Even where a line looks wrong, copy it exactly and include every entry.

Items from an interface collection
▬▬▬

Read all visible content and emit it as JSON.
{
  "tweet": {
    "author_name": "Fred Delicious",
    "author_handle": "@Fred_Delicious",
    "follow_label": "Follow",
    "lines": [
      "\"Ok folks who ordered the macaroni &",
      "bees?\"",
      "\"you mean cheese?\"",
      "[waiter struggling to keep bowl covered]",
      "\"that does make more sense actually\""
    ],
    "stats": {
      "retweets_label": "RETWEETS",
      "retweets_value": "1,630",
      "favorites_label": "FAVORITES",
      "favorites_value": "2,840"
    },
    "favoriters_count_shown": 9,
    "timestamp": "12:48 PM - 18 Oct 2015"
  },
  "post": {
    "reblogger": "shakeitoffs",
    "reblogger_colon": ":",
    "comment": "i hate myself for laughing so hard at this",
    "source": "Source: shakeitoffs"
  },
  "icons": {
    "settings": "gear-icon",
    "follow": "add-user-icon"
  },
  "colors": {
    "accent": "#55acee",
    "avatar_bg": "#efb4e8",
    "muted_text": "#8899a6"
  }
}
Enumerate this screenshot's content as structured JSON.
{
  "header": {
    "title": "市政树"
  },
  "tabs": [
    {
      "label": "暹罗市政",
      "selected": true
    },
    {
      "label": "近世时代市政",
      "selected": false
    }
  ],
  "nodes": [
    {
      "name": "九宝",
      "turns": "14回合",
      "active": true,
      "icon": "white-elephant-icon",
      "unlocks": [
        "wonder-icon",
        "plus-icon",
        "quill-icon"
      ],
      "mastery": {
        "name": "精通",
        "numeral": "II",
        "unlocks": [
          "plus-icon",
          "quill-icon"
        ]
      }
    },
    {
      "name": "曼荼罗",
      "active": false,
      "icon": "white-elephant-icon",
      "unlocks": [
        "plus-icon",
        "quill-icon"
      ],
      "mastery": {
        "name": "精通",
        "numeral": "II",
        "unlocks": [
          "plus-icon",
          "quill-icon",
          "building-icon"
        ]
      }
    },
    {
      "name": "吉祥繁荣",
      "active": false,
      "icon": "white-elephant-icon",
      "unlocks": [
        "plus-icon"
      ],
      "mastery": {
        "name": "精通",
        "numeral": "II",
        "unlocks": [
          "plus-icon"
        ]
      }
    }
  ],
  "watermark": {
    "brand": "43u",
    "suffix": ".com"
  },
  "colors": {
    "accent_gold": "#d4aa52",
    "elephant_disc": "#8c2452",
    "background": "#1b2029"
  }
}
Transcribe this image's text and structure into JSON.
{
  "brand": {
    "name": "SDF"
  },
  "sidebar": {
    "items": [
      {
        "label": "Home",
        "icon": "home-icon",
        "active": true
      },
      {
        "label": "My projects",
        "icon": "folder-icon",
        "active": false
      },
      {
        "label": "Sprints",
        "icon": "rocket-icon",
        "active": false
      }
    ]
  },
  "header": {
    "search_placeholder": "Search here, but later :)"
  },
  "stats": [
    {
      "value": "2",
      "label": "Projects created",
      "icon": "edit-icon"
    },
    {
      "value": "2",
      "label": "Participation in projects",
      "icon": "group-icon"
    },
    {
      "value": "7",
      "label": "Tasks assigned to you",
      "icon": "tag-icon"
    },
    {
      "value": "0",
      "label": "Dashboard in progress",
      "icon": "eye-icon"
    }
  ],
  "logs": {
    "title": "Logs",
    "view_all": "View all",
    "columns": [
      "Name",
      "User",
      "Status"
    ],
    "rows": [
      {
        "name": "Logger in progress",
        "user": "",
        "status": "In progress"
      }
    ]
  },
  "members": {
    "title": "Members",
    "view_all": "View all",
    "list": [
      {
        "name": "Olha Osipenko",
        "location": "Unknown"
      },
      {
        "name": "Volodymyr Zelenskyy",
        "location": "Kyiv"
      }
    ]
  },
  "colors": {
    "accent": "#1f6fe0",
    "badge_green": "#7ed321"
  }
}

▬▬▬

Solved problem →
Read all visible content and emit it as JSON.
{
  "tweet": {
    "author_name": "Fred Delicious",
    "author_handle": "@Fred_Delicious",
    "follow_label": "Follow",
    "lines": [
      "\"Ok folks who ordered the macaroni &",
      "bees?\"",
      "\"you mean cheese?\"",
      "[waiter struggling to keep bowl covered]",
      "\"that does make more sense actually\""
    ],
    "stats": {
      "retweets_label": "RETWEETS",
      "retweets_value": "1,630",
      "favorites_label": "FAVORITES",
      "favorites_value": "2,840"
    },
    "favoriters_count_shown": 9,
    "timestamp": "12:48 PM - 18 Oct 2015"
  },
  "post": {
    "reblogger": "shakeitoffs",
    "reblogger_colon": ":",
    "comment": "i hate myself for laughing so hard at this",
    "source": "Source: shakeitoffs"
  },
  "icons": {
    "settings": "gear-icon",
    "follow": "add-user-icon"
  },
  "colors": {
    "accent": "#55acee",
    "avatar_bg": "#efb4e8",
    "muted_text": "#8899a6"
  }
}
Enumerate this screenshot's content as structured JSON.
{
  "header": {
    "title": "市政树"
  },
  "tabs": [
    {
      "label": "暹罗市政",
      "selected": true
    },
    {
      "label": "近世时代市政",
      "selected": false
    }
  ],
  "nodes": [
    {
      "name": "九宝",
      "turns": "14回合",
      "active": true,
      "icon": "white-elephant-icon",
      "unlocks": [
        "wonder-icon",
        "plus-icon",
        "quill-icon"
      ],
      "mastery": {
        "name": "精通",
        "numeral": "II",
        "unlocks": [
          "plus-icon",
          "quill-icon"
        ]
      }
    },
    {
      "name": "曼荼罗",
      "active": false,
      "icon": "white-elephant-icon",
      "unlocks": [
        "plus-icon",
        "quill-icon"
      ],
      "mastery": {
        "name": "精通",
        "numeral": "II",
        "unlocks": [
          "plus-icon",
          "quill-icon",
          "building-icon"
        ]
      }
    },
    {
      "name": "吉祥繁荣",
      "active": false,
      "icon": "white-elephant-icon",
      "unlocks": [
        "plus-icon"
      ],
      "mastery": {
        "name": "精通",
        "numeral": "II",
        "unlocks": [
          "plus-icon"
        ]
      }
    }
  ],
  "watermark": {
    "brand": "43u",
    "suffix": ".com"
  },
  "colors": {
    "accent_gold": "#d4aa52",
    "elephant_disc": "#8c2452",
    "background": "#1b2029"
  }
}
Transcribe this image's text and structure into JSON.
{
  "brand": {
    "name": "SDF"
  },
  "sidebar": {
    "items": [
      {
        "label": "Home",
        "icon": "home-icon",
        "active": true
      },
      {
        "label": "My projects",
        "icon": "folder-icon",
        "active": false
      },
      {
        "label": "Sprints",
        "icon": "rocket-icon",
        "active": false
      }
    ]
  },
  "header": {
    "search_placeholder": "Search here, but later :)"
  },
  "stats": [
    {
      "value": "2",
      "label": "Projects created",
      "icon": "edit-icon"
    },
    {
      "value": "2",
      "label": "Participation in projects",
      "icon": "group-icon"
    },
    {
      "value": "7",
      "label": "Tasks assigned to you",
      "icon": "tag-icon"
    },
    {
      "value": "0",
      "label": "Dashboard in progress",
      "icon": "eye-icon"
    }
  ],
  "logs": {
    "title": "Logs",
    "view_all": "View all",
    "columns": [
      "Name",
      "User",
      "Status"
    ],
    "rows": [
      {
        "name": "Logger in progress",
        "user": "",
        "status": "In progress"
      }
    ]
  },
  "members": {
    "title": "Members",
    "view_all": "View all",
    "list": [
      {
        "name": "Olha Osipenko",
        "location": "Unknown"
      },
      {
        "name": "Volodymyr Zelenskyy",
        "location": "Kyiv"
      }
    ]
  },
  "colors": {
    "accent": "#1f6fe0",
    "badge_green": "#7ed321"
  }
}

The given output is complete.